-- Listed entries follows --

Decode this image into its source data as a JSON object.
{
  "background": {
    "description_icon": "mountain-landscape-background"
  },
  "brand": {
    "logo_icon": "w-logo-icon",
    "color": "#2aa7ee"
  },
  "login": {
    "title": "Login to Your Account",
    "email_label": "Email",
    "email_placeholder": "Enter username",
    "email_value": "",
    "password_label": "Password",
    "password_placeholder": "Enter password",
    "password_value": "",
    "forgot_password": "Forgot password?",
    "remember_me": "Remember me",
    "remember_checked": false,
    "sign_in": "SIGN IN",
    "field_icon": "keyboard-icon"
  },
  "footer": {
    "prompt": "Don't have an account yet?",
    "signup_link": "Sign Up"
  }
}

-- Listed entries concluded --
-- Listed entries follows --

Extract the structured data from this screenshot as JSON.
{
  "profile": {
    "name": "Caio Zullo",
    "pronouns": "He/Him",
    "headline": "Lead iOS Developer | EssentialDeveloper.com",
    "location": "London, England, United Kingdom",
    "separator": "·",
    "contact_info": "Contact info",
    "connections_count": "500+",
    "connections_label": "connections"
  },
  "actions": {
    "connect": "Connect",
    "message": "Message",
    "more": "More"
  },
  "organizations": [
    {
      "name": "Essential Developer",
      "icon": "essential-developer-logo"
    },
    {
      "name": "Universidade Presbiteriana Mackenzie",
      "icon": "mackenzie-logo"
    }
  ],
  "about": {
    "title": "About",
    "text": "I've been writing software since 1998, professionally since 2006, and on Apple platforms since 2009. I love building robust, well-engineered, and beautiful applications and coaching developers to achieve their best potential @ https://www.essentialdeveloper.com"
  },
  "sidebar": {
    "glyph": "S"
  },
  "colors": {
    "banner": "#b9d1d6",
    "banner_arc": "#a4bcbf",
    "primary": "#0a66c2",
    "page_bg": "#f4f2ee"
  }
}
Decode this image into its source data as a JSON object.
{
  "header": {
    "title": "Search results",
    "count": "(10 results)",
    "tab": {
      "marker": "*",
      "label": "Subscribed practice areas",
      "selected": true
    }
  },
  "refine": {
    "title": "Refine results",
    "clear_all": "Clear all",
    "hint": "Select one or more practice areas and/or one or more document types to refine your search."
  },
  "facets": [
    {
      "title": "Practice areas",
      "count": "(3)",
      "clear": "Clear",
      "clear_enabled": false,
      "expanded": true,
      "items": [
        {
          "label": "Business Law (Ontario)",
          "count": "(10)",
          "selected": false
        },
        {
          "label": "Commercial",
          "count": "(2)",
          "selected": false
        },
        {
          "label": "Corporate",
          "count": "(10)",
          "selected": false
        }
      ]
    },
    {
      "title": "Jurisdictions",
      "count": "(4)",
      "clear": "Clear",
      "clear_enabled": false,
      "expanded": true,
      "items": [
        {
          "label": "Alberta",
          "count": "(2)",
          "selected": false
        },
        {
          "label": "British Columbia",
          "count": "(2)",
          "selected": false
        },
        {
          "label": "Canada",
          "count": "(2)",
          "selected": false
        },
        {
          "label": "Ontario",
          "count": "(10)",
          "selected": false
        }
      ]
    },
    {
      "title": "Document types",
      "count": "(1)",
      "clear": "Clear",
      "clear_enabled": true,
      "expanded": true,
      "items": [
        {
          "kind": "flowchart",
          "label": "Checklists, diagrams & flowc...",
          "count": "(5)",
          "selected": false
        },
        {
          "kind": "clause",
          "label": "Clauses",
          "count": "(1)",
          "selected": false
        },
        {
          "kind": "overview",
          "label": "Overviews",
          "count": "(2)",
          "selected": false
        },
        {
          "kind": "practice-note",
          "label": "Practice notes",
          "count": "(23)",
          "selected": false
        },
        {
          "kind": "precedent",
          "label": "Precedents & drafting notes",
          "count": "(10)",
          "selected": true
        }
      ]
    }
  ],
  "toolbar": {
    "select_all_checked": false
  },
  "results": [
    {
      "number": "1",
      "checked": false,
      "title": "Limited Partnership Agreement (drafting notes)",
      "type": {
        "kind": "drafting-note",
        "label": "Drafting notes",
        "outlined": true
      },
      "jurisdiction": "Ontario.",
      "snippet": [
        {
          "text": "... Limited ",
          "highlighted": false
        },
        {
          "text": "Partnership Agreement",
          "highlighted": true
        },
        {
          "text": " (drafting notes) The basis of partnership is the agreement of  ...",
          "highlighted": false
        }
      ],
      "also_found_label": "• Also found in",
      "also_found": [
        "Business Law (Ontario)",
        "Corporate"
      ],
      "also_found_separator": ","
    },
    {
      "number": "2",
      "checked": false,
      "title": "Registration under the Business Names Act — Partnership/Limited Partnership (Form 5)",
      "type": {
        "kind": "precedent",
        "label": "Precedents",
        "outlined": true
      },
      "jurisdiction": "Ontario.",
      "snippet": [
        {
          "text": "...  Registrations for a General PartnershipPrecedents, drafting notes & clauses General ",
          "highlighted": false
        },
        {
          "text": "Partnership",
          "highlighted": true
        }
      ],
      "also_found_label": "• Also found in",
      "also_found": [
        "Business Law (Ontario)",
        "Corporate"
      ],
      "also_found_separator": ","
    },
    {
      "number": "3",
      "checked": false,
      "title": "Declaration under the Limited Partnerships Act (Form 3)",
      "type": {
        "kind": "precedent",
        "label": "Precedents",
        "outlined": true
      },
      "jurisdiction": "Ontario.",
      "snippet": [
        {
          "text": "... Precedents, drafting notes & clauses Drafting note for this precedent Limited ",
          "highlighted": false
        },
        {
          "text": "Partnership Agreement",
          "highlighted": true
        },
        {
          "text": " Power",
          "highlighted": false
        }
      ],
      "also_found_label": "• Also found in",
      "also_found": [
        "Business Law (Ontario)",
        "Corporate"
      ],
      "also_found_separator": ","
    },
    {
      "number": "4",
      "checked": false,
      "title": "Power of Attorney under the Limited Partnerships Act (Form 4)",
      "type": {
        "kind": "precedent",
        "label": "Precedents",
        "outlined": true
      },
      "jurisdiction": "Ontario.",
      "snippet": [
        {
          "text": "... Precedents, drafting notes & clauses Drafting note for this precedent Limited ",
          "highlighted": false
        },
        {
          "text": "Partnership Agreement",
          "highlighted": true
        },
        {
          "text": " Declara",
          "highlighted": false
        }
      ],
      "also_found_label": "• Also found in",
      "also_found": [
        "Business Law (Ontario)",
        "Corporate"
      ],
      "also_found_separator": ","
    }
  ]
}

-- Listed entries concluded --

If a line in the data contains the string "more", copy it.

    "more": "More"
    "hint": "Select one or more practice areas and/or one or more document types to refine your search."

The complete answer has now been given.